* [App and web page records]:
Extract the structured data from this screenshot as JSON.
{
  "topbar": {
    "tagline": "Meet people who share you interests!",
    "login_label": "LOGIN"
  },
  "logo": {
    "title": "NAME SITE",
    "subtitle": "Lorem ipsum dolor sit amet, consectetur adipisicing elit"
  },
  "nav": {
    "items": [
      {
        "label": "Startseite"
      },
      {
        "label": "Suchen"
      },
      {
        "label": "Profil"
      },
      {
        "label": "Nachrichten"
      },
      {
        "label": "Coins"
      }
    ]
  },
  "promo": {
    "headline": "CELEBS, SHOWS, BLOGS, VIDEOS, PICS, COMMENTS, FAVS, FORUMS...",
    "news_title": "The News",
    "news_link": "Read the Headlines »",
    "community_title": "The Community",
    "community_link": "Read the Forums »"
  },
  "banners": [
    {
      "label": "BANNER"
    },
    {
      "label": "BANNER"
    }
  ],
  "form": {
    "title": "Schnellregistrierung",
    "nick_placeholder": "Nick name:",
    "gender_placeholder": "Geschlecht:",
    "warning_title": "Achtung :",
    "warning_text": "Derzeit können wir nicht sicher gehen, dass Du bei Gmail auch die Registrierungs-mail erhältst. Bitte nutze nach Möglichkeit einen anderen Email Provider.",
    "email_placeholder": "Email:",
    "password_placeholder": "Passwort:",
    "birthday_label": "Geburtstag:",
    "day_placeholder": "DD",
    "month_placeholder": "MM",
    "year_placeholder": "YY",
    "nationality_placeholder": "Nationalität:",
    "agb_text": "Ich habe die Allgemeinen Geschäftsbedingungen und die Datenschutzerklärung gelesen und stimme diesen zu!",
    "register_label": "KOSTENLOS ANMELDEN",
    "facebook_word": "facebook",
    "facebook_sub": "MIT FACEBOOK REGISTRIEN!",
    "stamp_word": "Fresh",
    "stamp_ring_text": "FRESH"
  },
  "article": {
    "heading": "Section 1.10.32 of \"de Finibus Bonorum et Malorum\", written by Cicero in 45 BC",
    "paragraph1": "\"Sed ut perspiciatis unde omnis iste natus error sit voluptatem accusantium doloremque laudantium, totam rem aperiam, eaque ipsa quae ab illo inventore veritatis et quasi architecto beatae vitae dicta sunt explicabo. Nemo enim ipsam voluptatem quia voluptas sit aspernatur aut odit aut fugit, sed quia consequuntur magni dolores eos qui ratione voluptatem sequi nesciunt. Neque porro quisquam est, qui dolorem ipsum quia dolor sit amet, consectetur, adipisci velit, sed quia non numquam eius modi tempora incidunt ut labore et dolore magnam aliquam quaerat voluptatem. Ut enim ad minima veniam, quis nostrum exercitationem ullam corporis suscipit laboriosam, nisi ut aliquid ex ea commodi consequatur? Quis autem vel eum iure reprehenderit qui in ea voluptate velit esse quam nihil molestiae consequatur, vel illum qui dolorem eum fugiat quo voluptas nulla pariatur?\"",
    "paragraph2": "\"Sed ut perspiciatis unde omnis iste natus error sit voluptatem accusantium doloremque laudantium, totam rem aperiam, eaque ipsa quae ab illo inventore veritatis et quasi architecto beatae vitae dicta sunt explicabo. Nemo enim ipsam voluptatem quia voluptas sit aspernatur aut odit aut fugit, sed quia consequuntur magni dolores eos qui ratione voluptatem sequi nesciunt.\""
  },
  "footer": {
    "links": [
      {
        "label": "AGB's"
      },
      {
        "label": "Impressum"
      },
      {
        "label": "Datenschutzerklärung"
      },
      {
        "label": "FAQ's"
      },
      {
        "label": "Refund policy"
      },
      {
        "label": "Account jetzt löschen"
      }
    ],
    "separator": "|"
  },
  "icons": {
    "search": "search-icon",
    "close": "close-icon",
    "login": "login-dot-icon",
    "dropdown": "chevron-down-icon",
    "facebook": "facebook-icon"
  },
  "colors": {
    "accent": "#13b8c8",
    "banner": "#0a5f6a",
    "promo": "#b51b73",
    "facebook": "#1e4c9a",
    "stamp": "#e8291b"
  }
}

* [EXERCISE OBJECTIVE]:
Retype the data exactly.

* [ANSWER TO THIS PROBLEM]:
Extract the structured data from this screenshot as JSON.
{
  "topbar": {
    "tagline": "Meet people who share you interests!",
    "login_label": "LOGIN"
  },
  "logo": {
    "title": "NAME SITE",
    "subtitle": "Lorem ipsum dolor sit amet, consectetur adipisicing elit"
  },
  "nav": {
    "items": [
      {
        "label": "Startseite"
      },
      {
        "label": "Suchen"
      },
      {
        "label": "Profil"
      },
      {
        "label": "Nachrichten"
      },
      {
        "label": "Coins"
      }
    ]
  },
  "promo": {
    "headline": "CELEBS, SHOWS, BLOGS, VIDEOS, PICS, COMMENTS, FAVS, FORUMS...",
    "news_title": "The News",
    "news_link": "Read the Headlines »",
    "community_title": "The Community",
    "community_link": "Read the Forums »"
  },
  "banners": [
    {
      "label": "BANNER"
    },
    {
      "label": "BANNER"
    }
  ],
  "form": {
    "title": "Schnellregistrierung",
    "nick_placeholder": "Nick name:",
    "gender_placeholder": "Geschlecht:",
    "warning_title": "Achtung :",
    "warning_text": "Derzeit können wir nicht sicher gehen, dass Du bei Gmail auch die Registrierungs-mail erhältst. Bitte nutze nach Möglichkeit einen anderen Email Provider.",
    "email_placeholder": "Email:",
    "password_placeholder": "Passwort:",
    "birthday_label": "Geburtstag:",
    "day_placeholder": "DD",
    "month_placeholder": "MM",
    "year_placeholder": "YY",
    "nationality_placeholder": "Nationalität:",
    "agb_text": "Ich habe die Allgemeinen Geschäftsbedingungen und die Datenschutzerklärung gelesen und stimme diesen zu!",
    "register_label": "KOSTENLOS ANMELDEN",
    "facebook_word": "facebook",
    "facebook_sub": "MIT FACEBOOK REGISTRIEN!",
    "stamp_word": "Fresh",
    "stamp_ring_text": "FRESH"
  },
  "article": {
    "heading": "Section 1.10.32 of \"de Finibus Bonorum et Malorum\", written by Cicero in 45 BC",
    "paragraph1": "\"Sed ut perspiciatis unde omnis iste natus error sit voluptatem accusantium doloremque laudantium, totam rem aperiam, eaque ipsa quae ab illo inventore veritatis et quasi architecto beatae vitae dicta sunt explicabo. Nemo enim ipsam voluptatem quia voluptas sit aspernatur aut odit aut fugit, sed quia consequuntur magni dolores eos qui ratione voluptatem sequi nesciunt. Neque porro quisquam est, qui dolorem ipsum quia dolor sit amet, consectetur, adipisci velit, sed quia non numquam eius modi tempora incidunt ut labore et dolore magnam aliquam quaerat voluptatem. Ut enim ad minima veniam, quis nostrum exercitationem ullam corporis suscipit laboriosam, nisi ut aliquid ex ea commodi consequatur? Quis autem vel eum iure reprehenderit qui in ea voluptate velit esse quam nihil molestiae consequatur, vel illum qui dolorem eum fugiat quo voluptas nulla pariatur?\"",
    "paragraph2": "\"Sed ut perspiciatis unde omnis iste natus error sit voluptatem accusantium doloremque laudantium, totam rem aperiam, eaque ipsa quae ab illo inventore veritatis et quasi architecto beatae vitae dicta sunt explicabo. Nemo enim ipsam voluptatem quia voluptas sit aspernatur aut odit aut fugit, sed quia consequuntur magni dolores eos qui ratione voluptatem sequi nesciunt.\""
  },
  "footer": {
    "links": [
      {
        "label": "AGB's"
      },
      {
        "label": "Impressum"
      },
      {
        "label": "Datenschutzerklärung"
      },
      {
        "label": "FAQ's"
      },
      {
        "label": "Refund policy"
      },
      {
        "label": "Account jetzt löschen"
      }
    ],
    "separator": "|"
  },
  "icons": {
    "search": "search-icon",
    "close": "close-icon",
    "login": "login-dot-icon",
    "dropdown": "chevron-down-icon",
    "facebook": "facebook-icon"
  },
  "colors": {
    "accent": "#13b8c8",
    "banner": "#0a5f6a",
    "promo": "#b51b73",
    "facebook": "#1e4c9a",
    "stamp": "#e8291b"
  }
}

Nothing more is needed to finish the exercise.